- The Institute for Clinical and Economic Review, commonly known as ICER, finalized its report this week that found asthma biologics are by and large overpriced.
- The report focused on five treatments, and found all would need discounts of at least 60% to achieve minimum cost-effectiveness standard of $150,000 per quality adjusted life year, or QALY. The bigger offender in ICER's eyes is Teva's Cinqair, which holds an annual price of $31,637 and would require a 67% discount.
- While ICER findings are not enforceable, they have gained increasing influence and clout — alongside criticism — as the independent nonprofit has developed a reputation as a leading pricing watchdog in the U.S.
This latest ICER report analyzed Sanofi and Regeneron's Dupixent (dupilumab), Genentech and Novartis' Xolair (omalizumab), GlaxoSmithKline's Nucala (mepolizumab), Teva's Cinqair (reslizumab) and AstraZeneca's Fasenra (benralizumab).
These drugs all carry annual wholesale acquisition costs (WACs) of between $30,000 and $40,000. The report offset the prices of all of the participants against their effectiveness in this small yet crowded market, and none of the products came out well.
"All five biologics modestly reduce asthma exacerbations and improve daily quality of life," ICER's chief medical officer David Rind said in a Nov. 13 statement. "However, the treatments’ net prices appear to be far out of alignment with these incremental clinical benefits, and the entire therapy class would need to see price discounts of at least 50% to reach commonly cited thresholds for cost-effectiveness."
|Drug||Annual price*||$150,000 per QALY price||% discount to meet ICER range|
*As determined by ICER
The draft report was initially released Sept 24. The necessary discounts were raised in the final version, as many of the WACs have increased.
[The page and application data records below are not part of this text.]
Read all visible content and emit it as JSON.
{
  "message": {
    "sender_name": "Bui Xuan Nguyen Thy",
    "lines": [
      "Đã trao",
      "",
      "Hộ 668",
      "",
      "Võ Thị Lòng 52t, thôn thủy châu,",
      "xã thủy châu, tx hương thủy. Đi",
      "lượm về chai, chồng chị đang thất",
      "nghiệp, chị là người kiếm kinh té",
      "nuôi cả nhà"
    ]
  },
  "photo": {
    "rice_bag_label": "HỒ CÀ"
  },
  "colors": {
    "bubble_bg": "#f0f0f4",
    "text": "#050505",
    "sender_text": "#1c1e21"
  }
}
In the draft report, for the $100,000 QALY threshold, the largest discount requested was for Dupixent — at 68% for its $36,000 WAC.
ICER reports are carrying ever greater weight as of late. Pharmaceutical benefit manager CVS Caremark announced in August, for example, that it would adopt ICER's value-based drug pricing system and exclude some higher-priced drugs.
An increase in funding last year of $14 million will increase ICER's scope to assessing all newly approved drugs, which may not please manufacturers but could sit well with payers.